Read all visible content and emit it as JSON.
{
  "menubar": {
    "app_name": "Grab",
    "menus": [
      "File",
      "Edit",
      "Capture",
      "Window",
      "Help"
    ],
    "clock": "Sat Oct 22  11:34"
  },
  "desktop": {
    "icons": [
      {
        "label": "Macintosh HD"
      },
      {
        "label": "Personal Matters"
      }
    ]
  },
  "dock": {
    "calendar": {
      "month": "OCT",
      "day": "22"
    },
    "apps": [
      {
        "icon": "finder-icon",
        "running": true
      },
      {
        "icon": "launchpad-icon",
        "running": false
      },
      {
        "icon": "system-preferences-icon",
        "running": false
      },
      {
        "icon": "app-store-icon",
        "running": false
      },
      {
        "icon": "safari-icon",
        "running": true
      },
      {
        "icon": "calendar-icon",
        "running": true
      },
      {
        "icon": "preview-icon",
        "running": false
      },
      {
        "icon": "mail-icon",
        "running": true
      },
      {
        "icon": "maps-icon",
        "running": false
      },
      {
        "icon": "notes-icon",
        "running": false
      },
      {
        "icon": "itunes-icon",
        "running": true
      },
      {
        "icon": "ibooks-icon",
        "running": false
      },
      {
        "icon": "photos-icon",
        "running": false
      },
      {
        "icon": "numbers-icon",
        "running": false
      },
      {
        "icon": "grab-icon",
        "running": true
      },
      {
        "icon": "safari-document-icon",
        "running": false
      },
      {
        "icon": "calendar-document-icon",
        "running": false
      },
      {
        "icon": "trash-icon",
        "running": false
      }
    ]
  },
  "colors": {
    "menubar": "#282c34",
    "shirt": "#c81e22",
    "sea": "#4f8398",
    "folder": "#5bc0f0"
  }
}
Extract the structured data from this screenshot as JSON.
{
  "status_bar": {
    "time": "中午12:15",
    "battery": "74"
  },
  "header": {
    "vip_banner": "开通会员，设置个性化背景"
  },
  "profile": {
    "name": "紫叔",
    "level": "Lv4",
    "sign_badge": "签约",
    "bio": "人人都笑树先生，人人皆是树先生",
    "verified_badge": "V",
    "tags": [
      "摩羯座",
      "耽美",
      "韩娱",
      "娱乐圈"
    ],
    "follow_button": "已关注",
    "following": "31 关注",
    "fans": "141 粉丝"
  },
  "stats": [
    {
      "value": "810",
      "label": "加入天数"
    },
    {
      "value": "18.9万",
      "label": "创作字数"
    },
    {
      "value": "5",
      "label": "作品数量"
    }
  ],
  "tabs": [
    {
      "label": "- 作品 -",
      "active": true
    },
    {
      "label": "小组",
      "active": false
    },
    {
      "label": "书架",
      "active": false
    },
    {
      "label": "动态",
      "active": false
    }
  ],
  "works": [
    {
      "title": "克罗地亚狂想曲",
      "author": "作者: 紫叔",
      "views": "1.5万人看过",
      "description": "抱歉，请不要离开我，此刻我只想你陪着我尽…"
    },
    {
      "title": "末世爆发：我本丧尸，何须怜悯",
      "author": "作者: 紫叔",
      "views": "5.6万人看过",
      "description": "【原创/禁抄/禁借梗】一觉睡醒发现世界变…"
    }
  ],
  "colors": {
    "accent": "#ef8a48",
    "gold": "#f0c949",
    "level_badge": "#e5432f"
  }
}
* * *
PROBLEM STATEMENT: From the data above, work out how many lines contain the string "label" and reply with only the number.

WRITTEN ANSWER: 9